Three years after her husband's death, Mrs Emerson is bereft but holding it together. Her children rarely visit, she's had to fire her long-standing handyman after she caught him urinating on her roses, and every day she becomes aware of knowledge she never knew her husband had, like how to keep all the clocks chiming at the same time. It would be easier to let some things go, but Mrs Emerson prides herself on maintaining her standards - even if standards are sliding nationally in 1960, she will always be appropriately attired.
When bringing the summer furniture into the house, Mrs Emerson is unexpectedly joined by Elizabeth, a most unusual young woman who offers to work as Mrs Emerson's handyman. Though clumsy in her usual life, Elizabeth is somehow transformed into a capable, focused person able to fix not only things round the home but corners of Mrs Emerson's life, including her dysfunctional family.
I'm conflicted about how I feel about The Clock Winder. For a start, though there are clocks present int he novel, their presence is minimal, Elizabeth is shown winding them, and Mrs Emerson's late husband isn't a significant part of the novel, and the title makes me feel as though I've missed something significant.

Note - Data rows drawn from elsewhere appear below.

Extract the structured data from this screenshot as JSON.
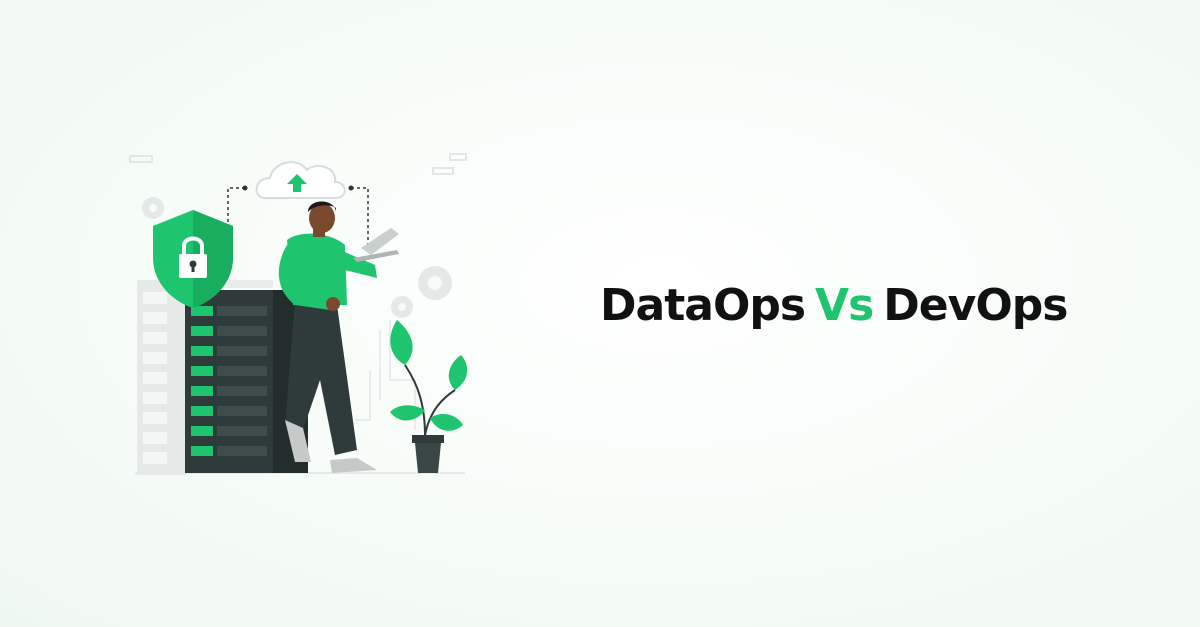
{
  "title": {
    "part1": "DataOps",
    "vs": "Vs",
    "part2": "DevOps"
  },
  "colors": {
    "accent": "#1fc46e",
    "dark": "#2f3b3a",
    "text": "#111111"
  },
  "illustration": {
    "icons": [
      "security-shield-icon",
      "padlock-icon",
      "cloud-upload-icon",
      "server-rack",
      "laptop-icon",
      "gear-icon",
      "potted-plant"
    ]
  }
}
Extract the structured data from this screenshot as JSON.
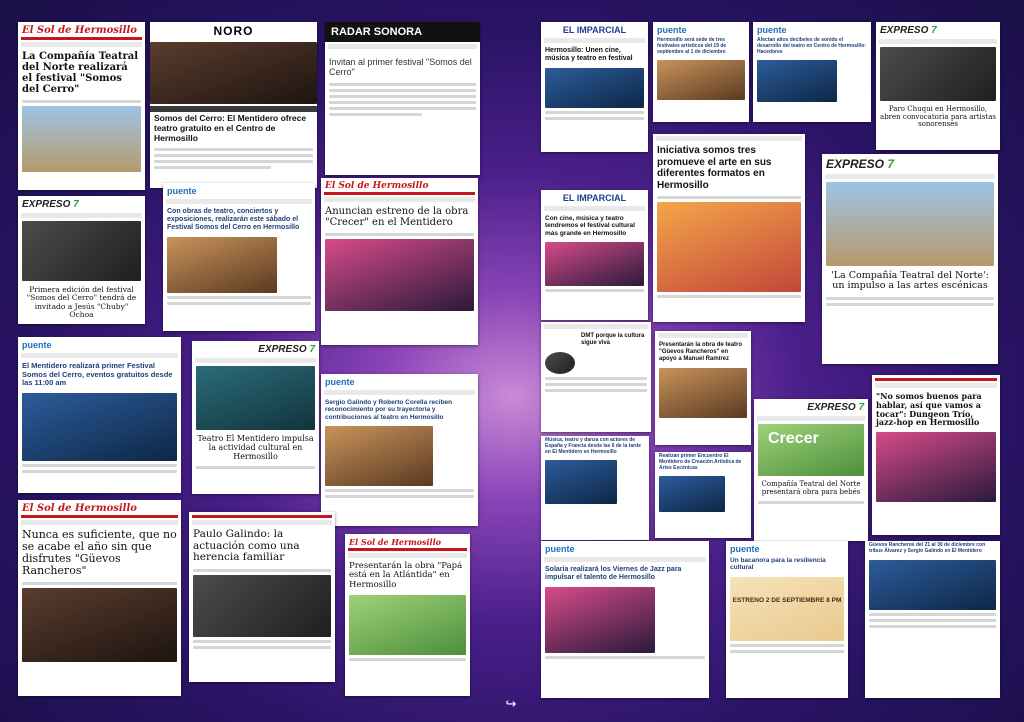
{
  "logos": {
    "sol": "El Sol de Hermosillo",
    "noro": "NORO",
    "radar": "RADAR SONORA",
    "imparcial": "EL IMPARCIAL",
    "expreso": "EXPRESO",
    "puente": "puente"
  },
  "articles": {
    "a1": "La Compañía Teatral del Norte realizará el festival \"Somos del Cerro\"",
    "a2": "Somos del Cerro: El Mentidero ofrece teatro gratuito en el Centro de Hermosillo",
    "a3": "Invitan al primer festival \"Somos del Cerro\"",
    "a4": "Primera edición del festival \"Somos del Cerro\" tendrá de invitado a Jesús \"Chuby\" Ochoa",
    "a5": "Con obras de teatro, conciertos y exposiciones, realizarán este sábado el Festival Somos del Cerro en Hermosillo",
    "a6": "Anuncian estreno de la obra \"Crecer\" en el Mentidero",
    "a7": "El Mentidero realizará primer Festival Somos del Cerro, eventos gratuitos desde las 11:00 am",
    "a8": "Teatro El Mentidero impulsa la actividad cultural en Hermosillo",
    "a9": "Sergio Galindo y Roberto Corella reciben reconocimiento por su trayectoria y contribuciones al teatro en Hermosillo",
    "a10": "Nunca es suficiente, que no se acabe el año sin que disfrutes \"Güevos Rancheros\"",
    "a11": "Paulo Galindo: la actuación como una herencia familiar",
    "a12": "Presentarán la obra \"Papá está en la Atlántida\" en Hermosillo",
    "b1": "Hermosillo: Unen cine, música y teatro en festival",
    "b2": "Hermosillo será sede de tres festivales artísticos del 19 de septiembre al 1 de diciembre",
    "b3": "Afectan altos decibeles de sonido el desarrollo del teatro en Centro de Hermosillo: Hacedores",
    "b4": "Paro Chuqui en Hermosillo, abren convocatoria para artistas sonorenses",
    "b5": "Con cine, música y teatro tendremos el festival cultural más grande en Hermosillo",
    "b6": "Iniciativa somos tres promueve el arte en sus diferentes formatos en Hermosillo",
    "b7": "'La Compañía Teatral del Norte': un impulso a las artes escénicas",
    "b8": "DMT porque la cultura sigue viva",
    "b9": "Presentarán la obra de teatro \"Güevos Rancheros\" en apoyo a Manuel Ramírez",
    "b10": "\"No somos buenos para hablar, así que vamos a tocar\": Dungeon Trío, jazz-hop en Hermosillo",
    "b11": "Música, teatro y danza con actores de España y Francia desde las 6 de la tarde en El Mentidero en Hermosillo",
    "b12": "Realizan primer Encuentro El Mentidero de Creación Artística de Artes Escénicas",
    "b13": "Compañía Teatral del Norte presentará obra para bebés",
    "b14": "Solaria realizará los Viernes de Jazz para impulsar el talento de Hermosillo",
    "b15": "Un bacanora para la resiliencia cultural",
    "b16": "Güevos Rancheros del 21 al 30 de diciembre con tribus Álvarez y Sergio Galindo en El Mentidero",
    "b15_poster": "ESTRENO 2 DE SEPTIEMBRE 8 PM",
    "b13_poster": "Crecer"
  }
}
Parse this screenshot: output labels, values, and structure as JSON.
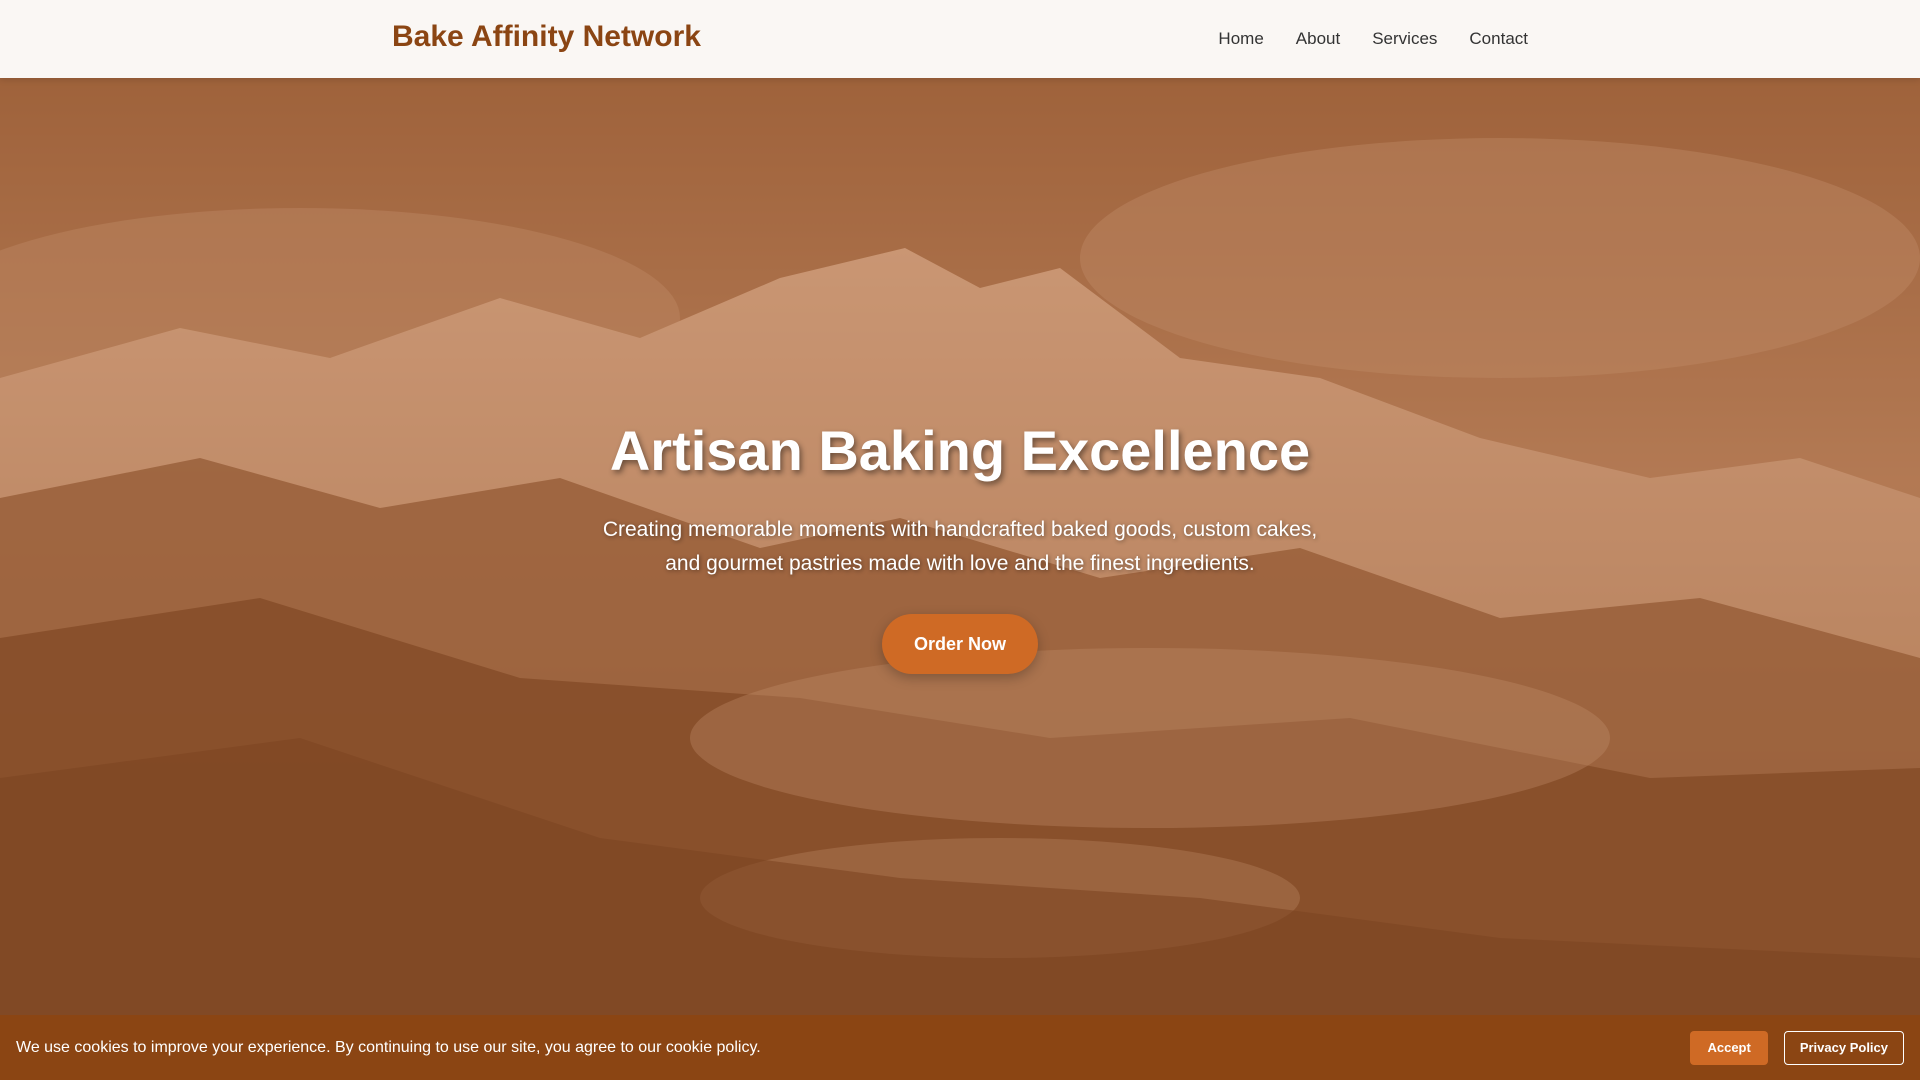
{
  "header": {
    "logo": "Bake Affinity Network",
    "nav": [
      "Home",
      "About",
      "Services",
      "Contact"
    ]
  },
  "hero": {
    "title": "Artisan Baking Excellence",
    "subtitle": "Creating memorable moments with handcrafted baked goods, custom cakes, and gourmet pastries made with love and the finest ingredients.",
    "cta_label": "Order Now",
    "background": "snowy-mountain-photo"
  },
  "cookie_banner": {
    "text": "We use cookies to improve your experience. By continuing to use our site, you agree to our cookie policy.",
    "accept_label": "Accept",
    "privacy_label": "Privacy Policy"
  },
  "colors": {
    "brand": "#8b4513",
    "accent": "#cf6a25",
    "header_bg": "#faf7f4",
    "overlay": "#b0581e"
  }
}
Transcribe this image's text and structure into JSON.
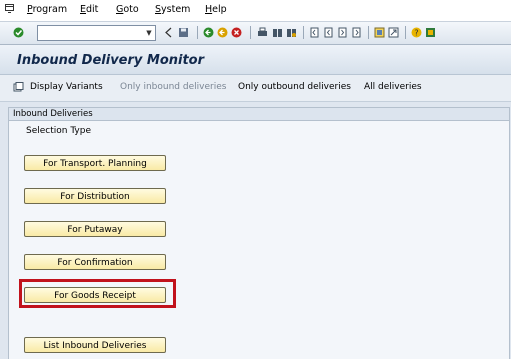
{
  "menu": {
    "items": [
      {
        "first": "P",
        "rest": "rogram"
      },
      {
        "first": "E",
        "rest": "dit"
      },
      {
        "first": "G",
        "rest": "oto"
      },
      {
        "first": "S",
        "rest": "ystem"
      },
      {
        "first": "H",
        "rest": "elp"
      }
    ]
  },
  "toolbar": {
    "command_field_value": "",
    "icons": [
      "enter-icon",
      "back-arrow-icon",
      "save-icon",
      "back-icon",
      "exit-icon",
      "cancel-icon",
      "print-icon",
      "find-icon",
      "find-next-icon",
      "first-page-icon",
      "previous-page-icon",
      "next-page-icon",
      "last-page-icon",
      "new-session-icon",
      "shortcut-icon",
      "help-icon",
      "layout-icon"
    ]
  },
  "title": "Inbound Delivery Monitor",
  "app_toolbar": {
    "display_variants": "Display Variants",
    "only_inbound": "Only inbound deliveries",
    "only_outbound": "Only outbound deliveries",
    "all_deliveries": "All deliveries"
  },
  "group": {
    "title": "Inbound Deliveries",
    "selection_label": "Selection Type",
    "buttons": [
      {
        "label": "For Transport. Planning"
      },
      {
        "label": "For Distribution"
      },
      {
        "label": "For Putaway"
      },
      {
        "label": "For Confirmation"
      },
      {
        "label": "For Goods Receipt",
        "highlighted": true
      },
      {
        "label": "List Inbound Deliveries"
      }
    ]
  },
  "colors": {
    "highlight": "#c1121c",
    "button_bg": "#f9eaa6",
    "title": "#11284b"
  }
}
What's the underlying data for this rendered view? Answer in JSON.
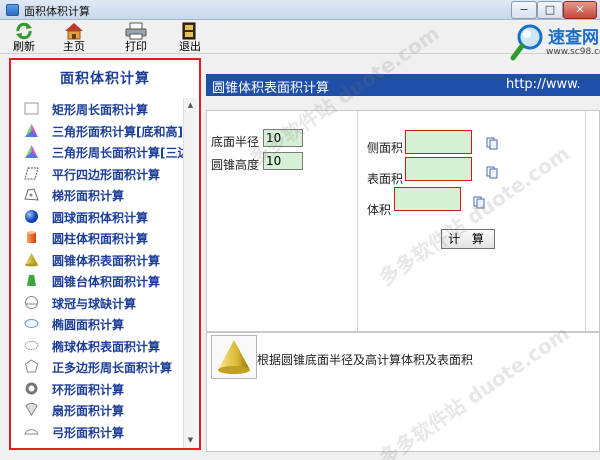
{
  "window": {
    "title": "面积体积计算",
    "min": "−",
    "max": "□",
    "close": "✕"
  },
  "toolbar": {
    "refresh": "刷新",
    "home": "主页",
    "print": "打印",
    "exit": "退出"
  },
  "logo": {
    "name": "速查网",
    "url": "www.sc98.com"
  },
  "sidebar": {
    "title": "面积体积计算",
    "items": [
      {
        "label": "矩形周长面积计算",
        "icon": "rectangle-icon"
      },
      {
        "label": "三角形面积计算[底和高]",
        "icon": "triangle-icon"
      },
      {
        "label": "三角形周长面积计算[三边]",
        "icon": "triangle-icon"
      },
      {
        "label": "平行四边形面积计算",
        "icon": "parallelogram-icon"
      },
      {
        "label": "梯形面积计算",
        "icon": "trapezoid-icon"
      },
      {
        "label": "圆球面积体积计算",
        "icon": "sphere-icon"
      },
      {
        "label": "圆柱体积面积计算",
        "icon": "cylinder-icon"
      },
      {
        "label": "圆锥体积表面积计算",
        "icon": "cone-icon"
      },
      {
        "label": "圆锥台体积面积计算",
        "icon": "frustum-icon"
      },
      {
        "label": "球冠与球缺计算",
        "icon": "spherical-cap-icon"
      },
      {
        "label": "椭圆面积计算",
        "icon": "ellipse-icon"
      },
      {
        "label": "椭球体积表面积计算",
        "icon": "ellipsoid-icon"
      },
      {
        "label": "正多边形周长面积计算",
        "icon": "polygon-icon"
      },
      {
        "label": "环形面积计算",
        "icon": "ring-icon"
      },
      {
        "label": "扇形面积计算",
        "icon": "sector-icon"
      },
      {
        "label": "弓形面积计算",
        "icon": "segment-icon"
      }
    ]
  },
  "main": {
    "header_title": "圆锥体积表面积计算",
    "header_url": "http://www.",
    "inputs": {
      "radius_label": "底面半径",
      "radius_value": "10",
      "height_label": "圆锥高度",
      "height_value": "10"
    },
    "outputs": {
      "lateral_label": "侧面积",
      "surface_label": "表面积",
      "volume_label": "体积"
    },
    "calc_button": "计 算",
    "description": "根据圆锥底面半径及高计算体积及表面积"
  },
  "watermark": "多多软件站 duote.com",
  "colors": {
    "accent": "#1f4fa6",
    "sidebar_text": "#1e3f99",
    "highlight_border": "#e02020",
    "output_fill": "#d6f0d6"
  }
}
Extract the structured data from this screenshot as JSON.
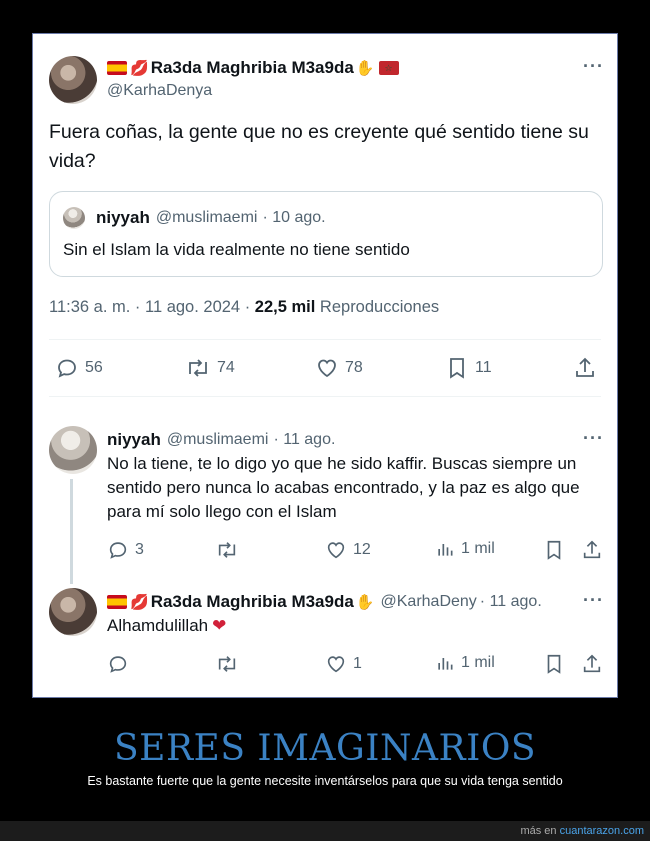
{
  "tweet": {
    "display_name": "Ra3da Maghribia M3a9da",
    "handle": "@KarhaDenya",
    "text": "Fuera coñas, la gente que no es creyente qué sentido tiene su vida?",
    "quote": {
      "display_name": "niyyah",
      "handle": "@muslimaemi",
      "date": "· 10 ago.",
      "text": "Sin el Islam la vida realmente no tiene sentido"
    },
    "time": "11:36 a. m. · 11 ago. 2024 ·",
    "views_count": "22,5 mil",
    "views_label": "Reproducciones",
    "stats": {
      "replies": "56",
      "retweets": "74",
      "likes": "78",
      "bookmarks": "11"
    },
    "more_label": "···"
  },
  "replies": [
    {
      "display_name": "niyyah",
      "handle": "@muslimaemi",
      "date": "· 11 ago.",
      "text": "No la tiene, te lo digo yo que he sido kaffir. Buscas siempre un sentido pero nunca lo acabas encontrado, y la paz es algo que para mí solo llego con el Islam",
      "replies": "3",
      "likes": "12",
      "views": "1 mil"
    },
    {
      "display_name": "Ra3da Maghribia M3a9da",
      "handle": "@KarhaDeny",
      "date": "· 11 ago.",
      "text": "Alhamdulillah",
      "replies": "",
      "likes": "1",
      "views": "1 mil"
    }
  ],
  "caption": {
    "title": "SERES IMAGINARIOS",
    "subtitle": "Es bastante fuerte que la gente necesite inventárselos para que su vida tenga sentido"
  },
  "footer": {
    "prefix": "más en",
    "link": "cuantarazon.com"
  },
  "colors": {
    "accent": "#3b82c4",
    "muted": "#536471",
    "border": "#cfd9de",
    "heart": "#d1213a"
  }
}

Initially published over thirty years ago, and decidedly set a decade before that, The Clock Winder could have been an interesting study in contrasts, between women of different eras, with different expectations and needs, set against a background of cultural change, but Tyler takes no almost notice of these aspects.
The pivotal character, Elizabeth, though present is never really known, by her employer, the brothers interested in her, her own family or even by herself. Rather than having a defined character of her own she's present primarily as a reflection of the way others see her and the needs others have for her. This is an aspect common to the novel as a whole - though the characters are interesting they somehow didn't feel wholly three dimensional, despite being quite complex.
This isn't a conventional narrative - no decisive structure, for a start. Instead it's more like a stream of consciousness chronology of several characters, who spend some time overlapping one another's lives. In those respects The Clock Winder is certainly Literature. Significant moments happen off-screen, particularly in a section that leaps forward a couple of years, leaving me wanting to know why and how the situation changed, though not strongly enough for that in itself to be interesting. The locust invasion that coincides with this leap served no dramatic or symbolic use that I could see, and after such a languid trajectory the end felt rushed, almost as though Tyler were as bored with the project as I.
Yet, despite this, there is something lyric in Tyler's writing and I did read it to the end despite an abundance of other books available and a plethora of tasks to be done. My first introduction to Tyler's work, Breathing Lessons, was a success I've been unable to subsequently match - though I also enjoyed A Patchwork Planet, I've had three unenjoyable novels cross my path and think it might be time to stop trying. - Alex